The interest towards the opportunities of analyzing people data has exploded during the past years.
Studies like the recent Deloitte 2018 human capital trends survey highlight “people data” as the number one trend in the Nordic region and second most important trend globally. No longer does the discussion revolve around whether or not organizations need to focus on people analytics. Now we’re talking how and where to get started. In practice this means that organizations are increasingly getting serious about establishing plans for advancing in people analytics, and allocating investments for developing capabilities required to deliver results.
Organizations starting analytics journey today can use learnings from early adopters
To take some perspective, we can find several studies that highlight some of the differences that exist between the emerging and more advanced organizations in people analytics. One recent study revealed several interesting aspects:
Not surprisingly, more advanced organizations have on-demand workforce data (58% vs 35%) and they are a lot more likely to have predictive analytics capabilities to analyze the workforce (42% vs 12%). The advanced organizations seem to have gotten the foundational capabilities in place.

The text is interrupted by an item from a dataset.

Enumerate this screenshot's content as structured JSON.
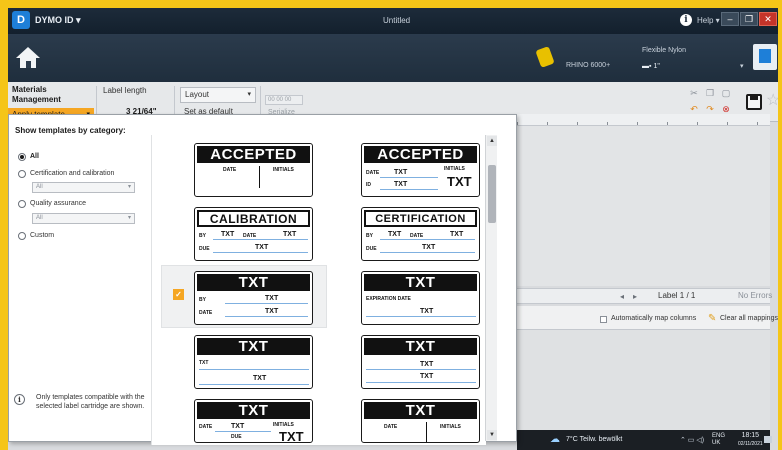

What is interesting in this study is looking at the aspects where there were no differences between the two groups. Both advanced and emerging groups reported the same main challenge with exact same weight:
“Reports or analytics provided by HR systems don’t connect to important business results, such as profit, customer satisfaction or revenue.”
Similarly concerning, both groups reported that the main value from People Analytics was “HR effectiveness” and only 19% of the group of ADVANCED organizations could report having achieved any business outcomes. In other words, these reports are showing that most organizations are still missing the target of people analytics to support business outcomes.
Why are the organizations missing the mark?
As always, problems are multifaceted and an obvious one being that people related matters tend to be very complex and seldom easily translatable into simple reliable metrics and linear models. But in practical terms, there are at two key aspects that are critical to the success of People Analytics in achieving business value.
Managing the business connection right
The often-quoted advice for any analytics project is to start by thinking about the business needs / problems / opportunities, rather than data or technology. I believe people in most organizations by now get this idea – but some might get the logic a bit backwards.
For decades, HR departments have struggled to prove their value to the business. Thus, too often the mindset for People Analytics initiatives was to collect some interesting HR data, e.g. engagement and trainings, and then hope to find some interesting correlations with business outcomes to see if something potentially useful pops up. Found correlation between your engagement survey results and customer satisfaction – so what and then what?
What is required instead, is to look at the chain the other way and establish a methodology that focuses on defining the business needs and opportunities, setting priorities for focus and ensuring alignment with overall strategy. Many business development opportunities for people analytics are likely to be found by partnering horizontally with other functions and looking areas such as customer service, customer value analytics, supply management, demand forecasting and seek developing horizontal solutions.
Thinking about the means to drive action
Again, the common knowledge says that analytics only produce value when they drive action. Effort is made on designing dashboards and developing complex analytical models, but not addressing enough the means to guide decision making and thinking about the business processes, enablers and possible changes required so that products, services and operations achieve the desired goals by benefitting from the analytics outputs.
To this challenge, there are many articles like this from MIT and this from McKinsey suggesting the need for “Analytics Translators” roles for organizations to help addressing these challenges. I personally find this a better suited recommendation than the “storytelling role” that circled in the earlier days of people analytics.
Another way to concretize analytics efforts into actionable solutions is to build the connection from business needs to data by asking questions through the simplified analytics process:
- What are the business goals / challenges / opportunities?
- What are the potential means that we can take action to deliver on those goals?
- What decisions need to be made to choose about right actions?
- What information / insight we wish we would have to inform those decisions?
- What types of analytics/analysis can help us inform about those decisions?
- What methods could we deploy and how do we scale those if proven valuable?
- What data and in what quality/detail would we need?
- What data we have that can we start working with already now, what should we be collecting for the future?
People Analytics is finally becoming mainstream, and it looks like it’s here to stay. Winners will be those who are able to tackle all the complexities and challenges relating to it by building practical and focused value adding approaches, and incrementally raising their bar to achieve the full potential. As I wrote I while back, the question is no longer whether People Analytics is coming or not, but rather who is in charge of leading the practice and what is the role of HR in it.
Author: Pauli Dahlbom, Peoplegeeks, Founder & Director Analytics and Business Development